[Website and app data records]

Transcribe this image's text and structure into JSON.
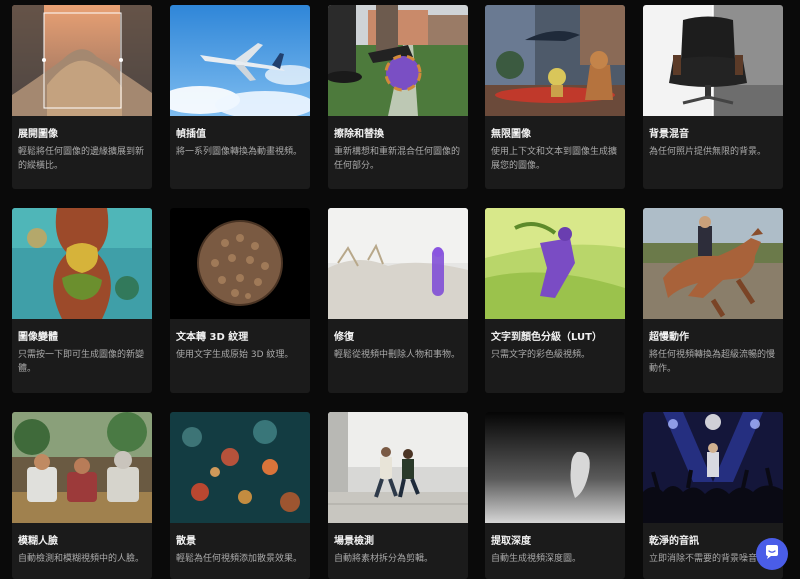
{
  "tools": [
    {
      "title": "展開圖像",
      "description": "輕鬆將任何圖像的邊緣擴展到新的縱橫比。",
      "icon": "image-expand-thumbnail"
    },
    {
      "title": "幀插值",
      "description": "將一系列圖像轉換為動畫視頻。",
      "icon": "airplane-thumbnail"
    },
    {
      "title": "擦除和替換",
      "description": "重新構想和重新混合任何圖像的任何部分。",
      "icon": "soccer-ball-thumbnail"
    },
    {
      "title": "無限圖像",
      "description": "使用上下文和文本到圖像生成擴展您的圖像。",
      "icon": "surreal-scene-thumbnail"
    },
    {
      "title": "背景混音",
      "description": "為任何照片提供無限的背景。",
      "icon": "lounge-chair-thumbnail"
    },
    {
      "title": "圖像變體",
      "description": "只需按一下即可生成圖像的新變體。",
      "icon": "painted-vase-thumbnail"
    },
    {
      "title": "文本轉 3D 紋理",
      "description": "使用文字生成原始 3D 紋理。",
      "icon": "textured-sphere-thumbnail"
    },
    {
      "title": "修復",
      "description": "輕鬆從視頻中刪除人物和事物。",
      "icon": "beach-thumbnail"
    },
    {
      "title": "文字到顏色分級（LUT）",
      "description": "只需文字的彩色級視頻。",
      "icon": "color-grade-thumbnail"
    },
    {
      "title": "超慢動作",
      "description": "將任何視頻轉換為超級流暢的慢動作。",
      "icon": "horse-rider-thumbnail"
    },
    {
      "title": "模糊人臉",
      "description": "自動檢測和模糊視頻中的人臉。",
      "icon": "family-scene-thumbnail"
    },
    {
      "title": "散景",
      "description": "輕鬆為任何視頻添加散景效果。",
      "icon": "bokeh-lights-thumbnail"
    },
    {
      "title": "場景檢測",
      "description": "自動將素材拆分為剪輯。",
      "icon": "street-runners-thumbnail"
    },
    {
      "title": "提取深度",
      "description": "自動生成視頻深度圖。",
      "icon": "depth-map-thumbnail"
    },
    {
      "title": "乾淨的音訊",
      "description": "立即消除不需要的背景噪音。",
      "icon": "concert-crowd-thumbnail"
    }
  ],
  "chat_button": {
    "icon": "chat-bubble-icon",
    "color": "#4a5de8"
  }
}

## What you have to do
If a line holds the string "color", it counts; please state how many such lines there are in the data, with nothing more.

## Output of the exercise
2